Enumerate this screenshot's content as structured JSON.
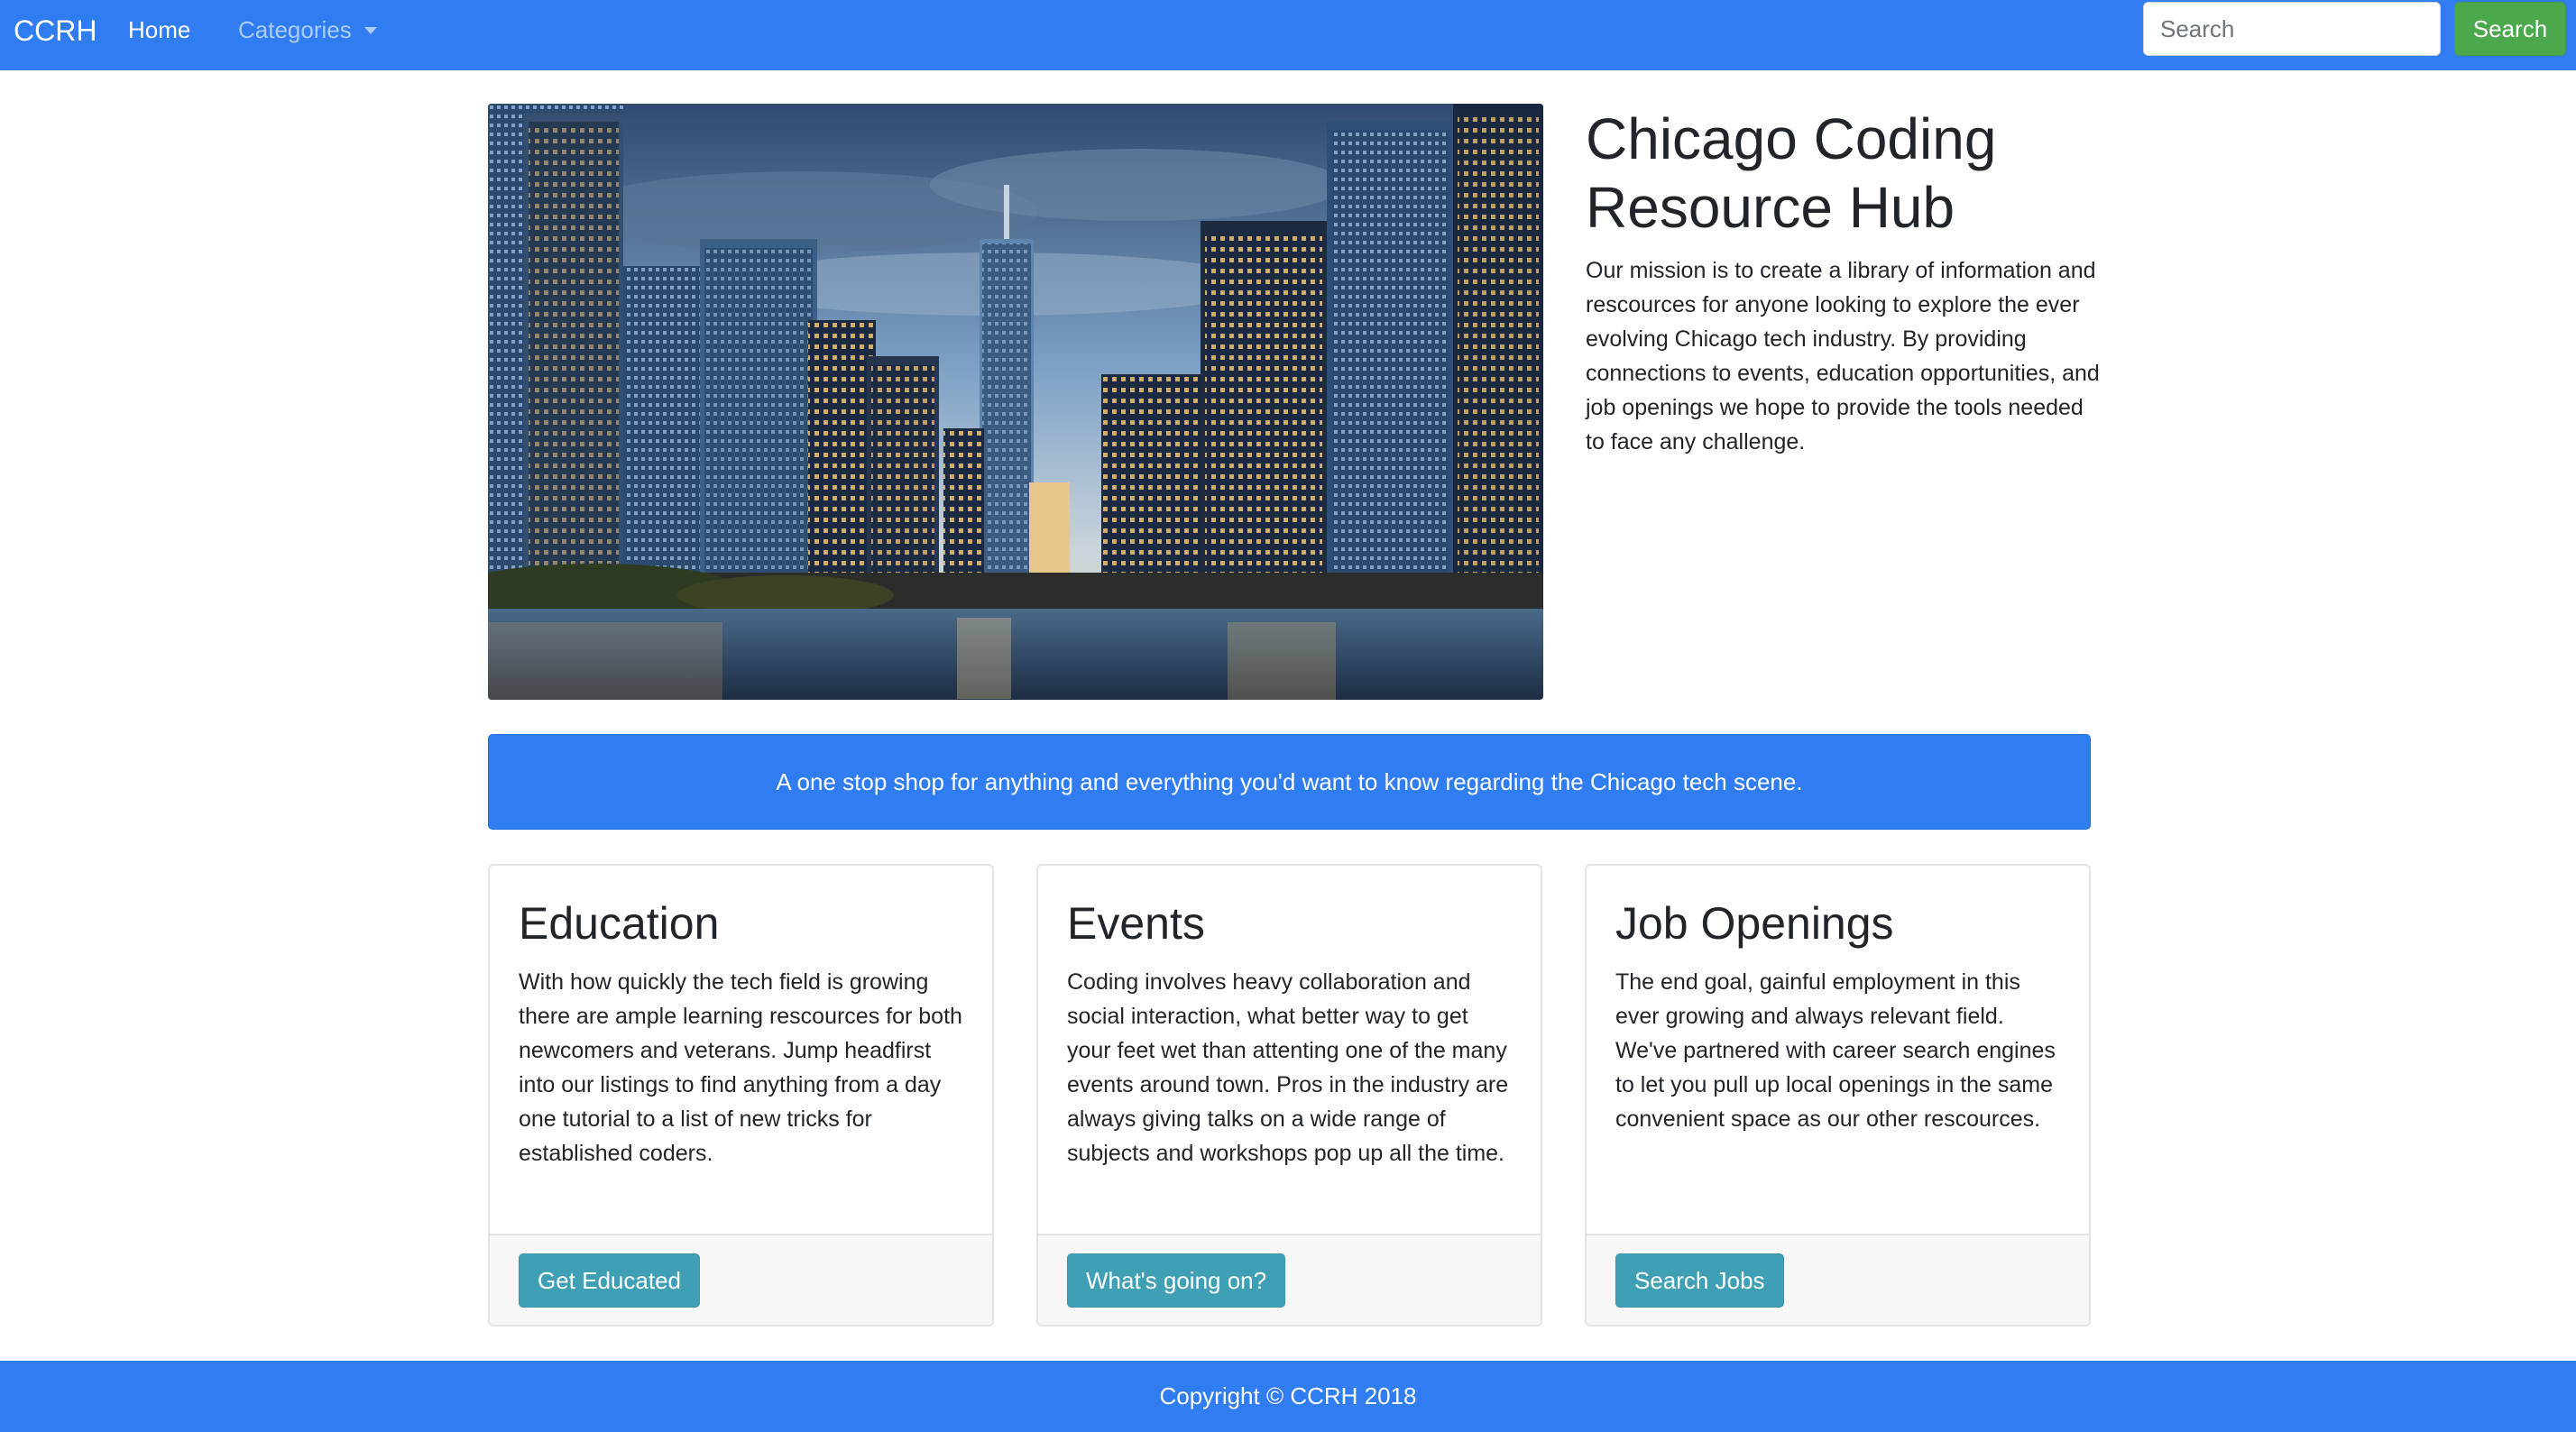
{
  "nav": {
    "brand": "CCRH",
    "home": "Home",
    "categories": "Categories",
    "search_placeholder": "Search",
    "search_button": "Search"
  },
  "hero": {
    "title": "Chicago Coding Resource Hub",
    "text": "Our mission is to create a library of information and rescources for anyone looking to explore the ever evolving Chicago tech industry. By providing connections to events, education opportunities, and job openings we hope to provide the tools needed to face any challenge."
  },
  "tagline": "A one stop shop for anything and everything you'd want to know regarding the Chicago tech scene.",
  "cards": [
    {
      "title": "Education",
      "text": "With how quickly the tech field is growing there are ample learning rescources for both newcomers and veterans. Jump headfirst into our listings to find anything from a day one tutorial to a list of new tricks for established coders.",
      "button": "Get Educated"
    },
    {
      "title": "Events",
      "text": "Coding involves heavy collaboration and social interaction, what better way to get your feet wet than attenting one of the many events around town. Pros in the industry are always giving talks on a wide range of subjects and workshops pop up all the time.",
      "button": "What's going on?"
    },
    {
      "title": "Job Openings",
      "text": "The end goal, gainful employment in this ever growing and always relevant field. We've partnered with career search engines to let you pull up local openings in the same convenient space as our other rescources.",
      "button": "Search Jobs"
    }
  ],
  "footer": "Copyright © CCRH 2018",
  "colors": {
    "primary": "#2f7df0",
    "success": "#4ca84c",
    "info": "#3fa0b5"
  }
}
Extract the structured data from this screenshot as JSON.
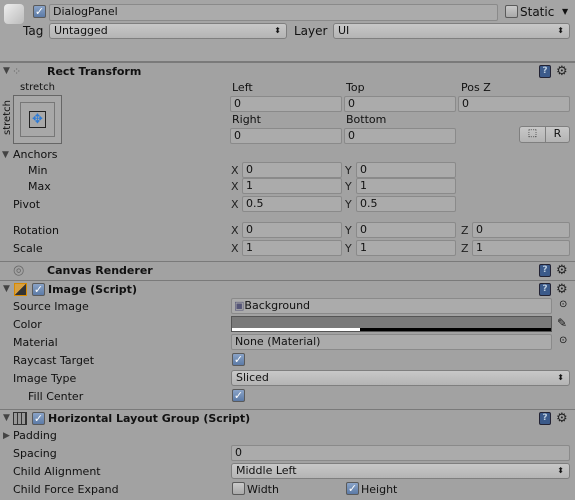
{
  "header": {
    "active": true,
    "name": "DialogPanel",
    "static_label": "Static",
    "static": false,
    "tag_label": "Tag",
    "tag": "Untagged",
    "layer_label": "Layer",
    "layer": "UI"
  },
  "rect_transform": {
    "title": "Rect Transform",
    "anchor_preset_h": "stretch",
    "anchor_preset_v": "stretch",
    "left_label": "Left",
    "left": "0",
    "top_label": "Top",
    "top": "0",
    "posz_label": "Pos Z",
    "posz": "0",
    "right_label": "Right",
    "right": "0",
    "bottom_label": "Bottom",
    "bottom": "0",
    "r_button": "R",
    "anchors_label": "Anchors",
    "min_label": "Min",
    "min": {
      "x": "0",
      "y": "0"
    },
    "max_label": "Max",
    "max": {
      "x": "1",
      "y": "1"
    },
    "pivot_label": "Pivot",
    "pivot": {
      "x": "0.5",
      "y": "0.5"
    },
    "rotation_label": "Rotation",
    "rotation": {
      "x": "0",
      "y": "0",
      "z": "0"
    },
    "scale_label": "Scale",
    "scale": {
      "x": "1",
      "y": "1",
      "z": "1"
    },
    "axis": {
      "x": "X",
      "y": "Y",
      "z": "Z"
    }
  },
  "canvas_renderer": {
    "title": "Canvas Renderer"
  },
  "image": {
    "title": "Image (Script)",
    "enabled": true,
    "source_label": "Source Image",
    "source": "Background",
    "color_label": "Color",
    "color": "#7a7a7a",
    "material_label": "Material",
    "material": "None (Material)",
    "raycast_label": "Raycast Target",
    "raycast": true,
    "type_label": "Image Type",
    "type": "Sliced",
    "fill_label": "Fill Center",
    "fill": true
  },
  "hlg": {
    "title": "Horizontal Layout Group (Script)",
    "enabled": true,
    "padding_label": "Padding",
    "spacing_label": "Spacing",
    "spacing": "0",
    "align_label": "Child Alignment",
    "align": "Middle Left",
    "expand_label": "Child Force Expand",
    "width_label": "Width",
    "width": false,
    "height_label": "Height",
    "height": true
  },
  "icons": {
    "help": "?",
    "gear": "⚙"
  }
}
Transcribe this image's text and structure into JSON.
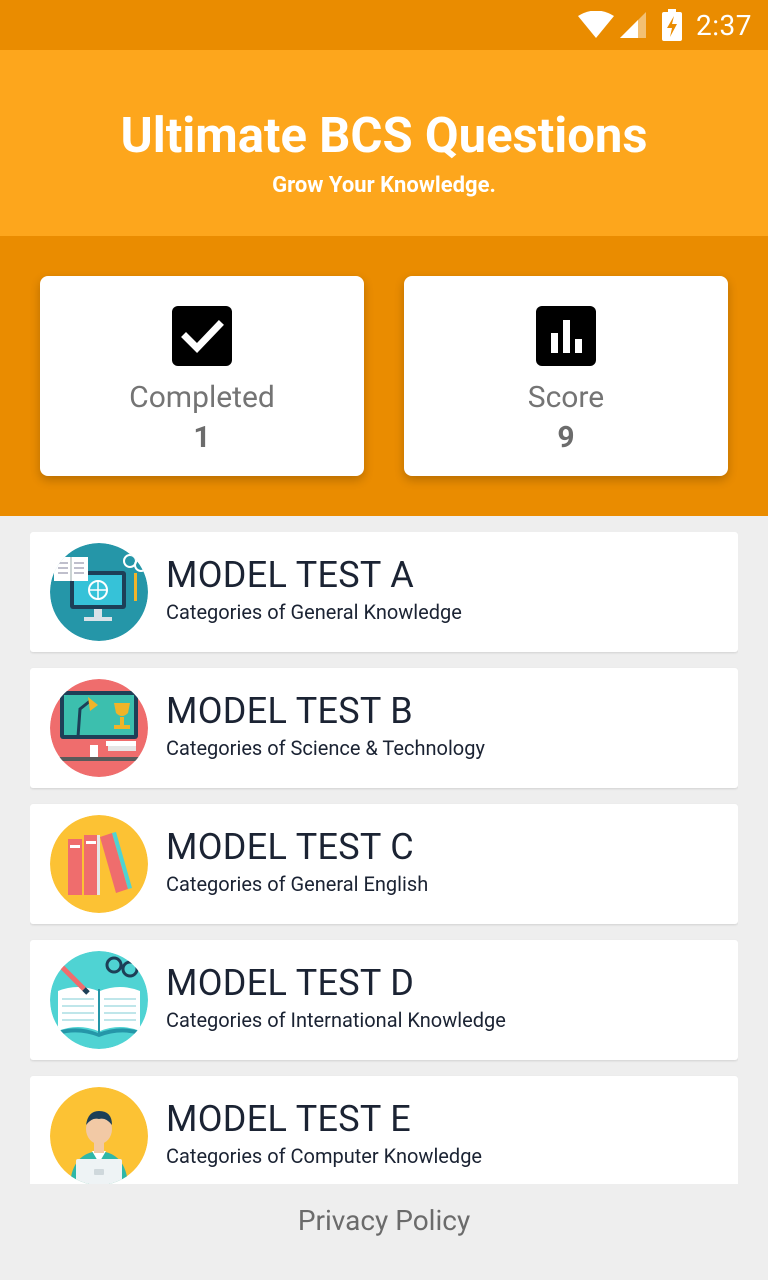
{
  "status_bar": {
    "time": "2:37",
    "icons": [
      "wifi-icon",
      "signal-icon",
      "battery-charging-icon"
    ]
  },
  "header": {
    "title": "Ultimate BCS Questions",
    "subtitle": "Grow Your Knowledge."
  },
  "stats": {
    "completed": {
      "label": "Completed",
      "value": "1",
      "icon": "checkbox-icon"
    },
    "score": {
      "label": "Score",
      "value": "9",
      "icon": "bar-chart-icon"
    }
  },
  "tests": [
    {
      "name": "MODEL TEST A",
      "desc": "Categories of General Knowledge",
      "icon": "computer-globe-icon",
      "bg": "#2596a8"
    },
    {
      "name": "MODEL TEST B",
      "desc": "Categories of Science & Technology",
      "icon": "desk-lamp-trophy-icon",
      "bg": "#ef6d6d"
    },
    {
      "name": "MODEL TEST C",
      "desc": "Categories of General English",
      "icon": "books-icon",
      "bg": "#fcc234"
    },
    {
      "name": "MODEL TEST D",
      "desc": "Categories of International Knowledge",
      "icon": "open-book-icon",
      "bg": "#4fd3d3"
    },
    {
      "name": "MODEL TEST E",
      "desc": "Categories of Computer Knowledge",
      "icon": "person-laptop-icon",
      "bg": "#fcc234"
    }
  ],
  "footer": {
    "privacy_label": "Privacy Policy"
  },
  "colors": {
    "status_bar": "#ea8c00",
    "header": "#fda61c",
    "stats_bg": "#ea8c00",
    "list_bg": "#eeeeee"
  }
}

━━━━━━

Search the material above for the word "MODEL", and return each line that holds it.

Task response:
      "name": "MODEL TEST A",
      "name": "MODEL TEST B",
      "name": "MODEL TEST C",
      "name": "MODEL TEST D",
      "name": "MODEL TEST E",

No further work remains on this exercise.